First, there is the psychological-warfare aspect, says retired Rear Adm. George Worthington, the first deputy secretary of defense for Special Operations and low-intensity conflict.
Splashing on the front page of US newspapers that an American has been taken hostage offers the kidnappers an important public-relations victory, which the Pentagon would rather deny them.
More important is that complete silence on the subject “will get them even more nervous,” argues Mr. Worthington. “They don’t know whether a rocket is going to come down on their heads, or how close we are to them – they know nothing.”
By contrast, swaggering, threatening messages from the US, such as, “We’re coming to get you” would undermine the effectiveness of psychological warfare, Worthington argues. “They know that we’re coming to get them. The silence is more telling than anything else.” And more unsettling, he adds.
What’s more, if the kidnappers begin to question whether the US government is even aware that an American has been taken, they might feel they have to put out a message in order to publicize the kidnapping, take credit for it, or lay out the terms of the ransom.
These messages can carry valuable intelligence clues.

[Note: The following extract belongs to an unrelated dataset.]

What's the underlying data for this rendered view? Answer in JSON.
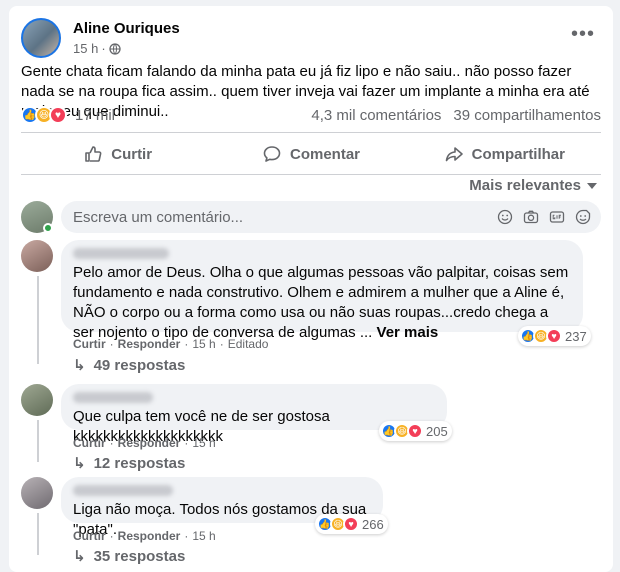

“It’s very spy-versus-spy stuff,” says Worthington. “The idea is to keep your cards very close – you just don’t show your hand.”